– Pitting corrosion: is a form of local corrosion that leads to corrosion.

– Intergranular corrosion: intergranular boundaries are the boundaries of disordered dislocation between grains with different crystallographic orientations. Therefore, they are the segregation of various solute elements or metal compounds in a favorable area for precipitation. It is not surprising that in some corrosive media, the intergranular boundary may be corroded first. This type of corrosion is called intergranular corrosion, and most metals and alloys may exhibit intergranular corrosion in specific corrosive media.

– Crevice corrosion: it is a form of local corrosion, which may occur in the crevice where the solution stagnates or on the shielded surface. Such a gap can be formed at the junction of metal and metal or metal and non-metal, for example, at the junction with rivets, bolts, gaskets, valve seats, loose surface sediments, and marine organisms.

– General corrosion: a term used to describe corrosion that occurs on the entire alloy surface in a relatively uniform manner. When comprehensive corrosion occurs, the village material gradually becomes thinner due to corrosion, and even the material corrosion failure. Stainless steel may show overall corrosion in strong acid and alkali. The failure caused by total corrosion is not very worrying, because this kind of corrosion can usually be predicted by a simple immersion test or by consulting the literature on corrosion.

Corrosion Resistance of Stainless Steel Series

Ferritic stainless steel (chromium steel, such as 400 series)

Stainless steel, which is mainly ferritic in service, has a body-centered cubic crystal structure with a CR mass fraction of 11% – 30%. Compared with austenitic stainless steel, this kind of steel generally does not contain Ni, and sometimes contains a small amount of Mo, Ti, Nb, and other elements.

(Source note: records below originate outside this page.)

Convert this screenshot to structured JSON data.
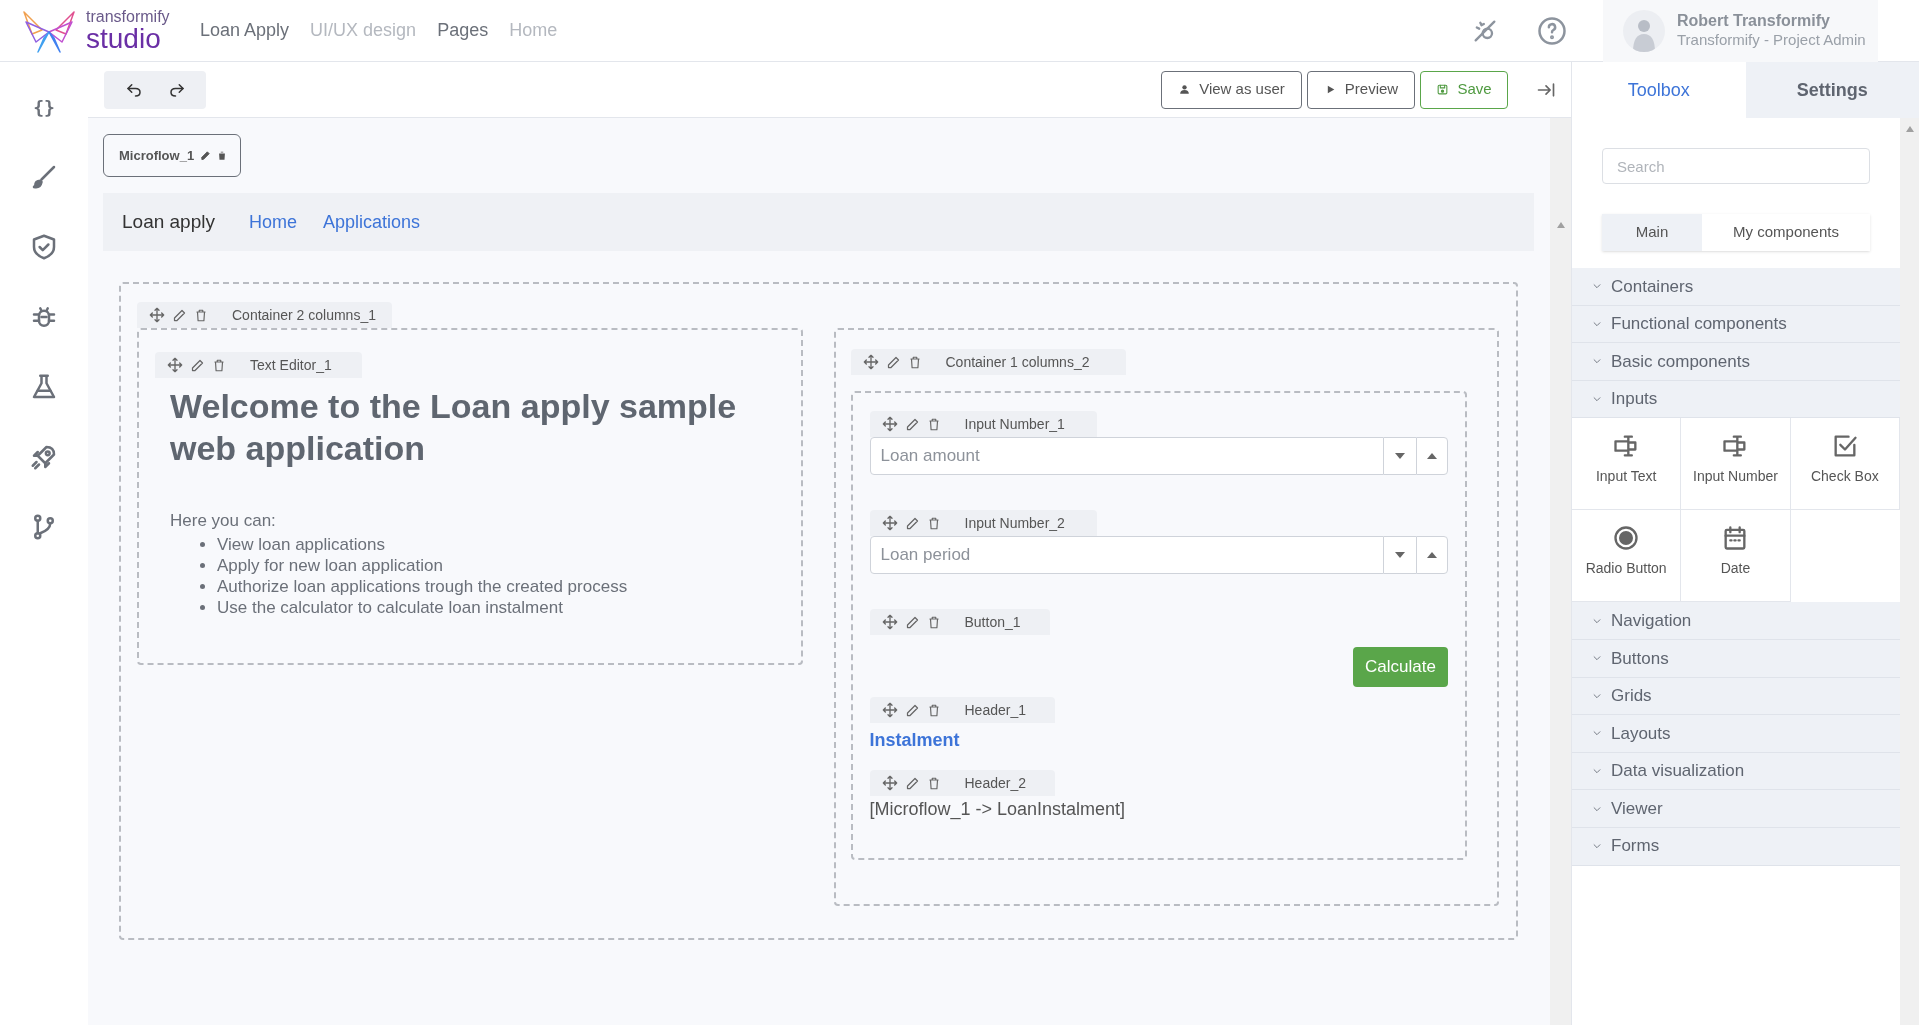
{
  "top_bar": {
    "logo_small": "transformify",
    "logo_large": "studio",
    "nav": [
      {
        "label": "Loan Apply",
        "dimmed": false
      },
      {
        "label": "UI/UX design",
        "dimmed": true
      },
      {
        "label": "Pages",
        "dimmed": false
      },
      {
        "label": "Home",
        "dimmed": true
      }
    ],
    "user": {
      "name": "Robert Transformify",
      "role": "Transformify - Project Admin"
    }
  },
  "sidebar": {
    "code_glyph": "{}"
  },
  "toolbar": {
    "buttons": [
      {
        "label": "View as user",
        "kind": "user"
      },
      {
        "label": "Preview",
        "kind": "play"
      },
      {
        "label": "Save",
        "kind": "save"
      }
    ]
  },
  "canvas": {
    "microflow": "Microflow_1",
    "navbar": {
      "brand": "Loan apply",
      "links": [
        "Home",
        "Applications"
      ]
    },
    "container": {
      "tag": "Container 2 columns_1",
      "left": {
        "tag": "Text Editor_1",
        "heading": "Welcome to the Loan apply sample web application",
        "intro": "Here you can:",
        "bullets": [
          "View loan applications",
          "Apply for new loan application",
          "Authorize loan applications trough the created process",
          "Use the calculator to calculate loan instalment"
        ]
      },
      "right": {
        "tag": "Container 1 columns_2",
        "components": [
          {
            "kind": "number-input",
            "tag": "Input Number_1",
            "placeholder": "Loan amount"
          },
          {
            "kind": "number-input",
            "tag": "Input Number_2",
            "placeholder": "Loan period"
          },
          {
            "kind": "button",
            "tag": "Button_1",
            "label": "Calculate"
          },
          {
            "kind": "title",
            "tag": "Header_1",
            "text": "Instalment"
          },
          {
            "kind": "binding",
            "tag": "Header_2",
            "text": "[Microflow_1 -> LoanInstalment]"
          }
        ]
      }
    }
  },
  "right_panel": {
    "tabs": [
      {
        "label": "Toolbox",
        "selected": true
      },
      {
        "label": "Settings",
        "selected": false
      }
    ],
    "search": {
      "placeholder": "Search"
    },
    "segments": [
      {
        "label": "Main",
        "selected": true
      },
      {
        "label": "My components",
        "selected": false
      }
    ],
    "sections": [
      {
        "label": "Containers"
      },
      {
        "label": "Functional components"
      },
      {
        "label": "Basic components"
      },
      {
        "label": "Inputs",
        "items": [
          {
            "label": "Input Text",
            "kind": "text-input"
          },
          {
            "label": "Input Number",
            "kind": "number-input"
          },
          {
            "label": "Check Box",
            "kind": "checkbox"
          },
          {
            "label": "Radio Button",
            "kind": "radio"
          },
          {
            "label": "Date",
            "kind": "date"
          }
        ]
      },
      {
        "label": "Navigation"
      },
      {
        "label": "Buttons"
      },
      {
        "label": "Grids"
      },
      {
        "label": "Layouts"
      },
      {
        "label": "Data visualization"
      },
      {
        "label": "Viewer"
      },
      {
        "label": "Forms"
      }
    ]
  }
}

The application of Argon Oxygen Decarburization and Vacuum Oxygen Decarburization can greatly reduce the elements such as C and N. It has the advantages of Ni saving, low price, good stress corrosion resistance, and good oxidation resistance. It is mostly used in environments resistant to atmospheric, steam, water vapor, and oxidizing acid corrosion, It has certain corrosion resistance in dilute nitric acid and weak organic acid at room temperature, so this kind of steel is widely used. However, it is not resistant to reducing acid and other media corrosion. The general ferritic stainless steel has some disadvantages, such as poor impact toughness, poor plasticity and corrosion resistance after welding, sensitivity to intergranular corrosion, poor pitting corrosion resistance, and more, which limits its use.


Austenitic stainless steel (chromium-nickel steel, such as 300 series and 200 series)

Austenitic stainless steel is widely used in various pressure components of pressure vessels because of its non-magnetic properties, high strength, toughness, and ductility in a wide temperature range, easy cold processing such as rolling and pressing, and resistance to oxidation medium corrosion. Because austenitic stainless steel has a face-centered cubic structure, it does not undergo phase transformation and is easy to weld. Austenitic stainless steel generally has no cold brittle transition temperature, so it is often used as low-temperature steel.


18-8 series solid solution stainless steel has good corrosion resistance in oxidizing acid, atmosphere, water, steam, and other media, and the intergranular corrosion resistance of low carbon or stabilized element Ti or Nb is better, and the pitting corrosion resistance of Mo is better. Those containing Mo, Cu, and other elements can also resist the corrosion of nonoxidizing acids such as dilute sulfuric acid and phosphoric acid and organic acids such as formic acid and acetic acid. However, the pitting corrosion resistance is poor, and stress corrosion cracking is easy to occur in halide solution. Creep and sensitization will occur after long-term use at temperatures above 500 ℃ -600 ℃.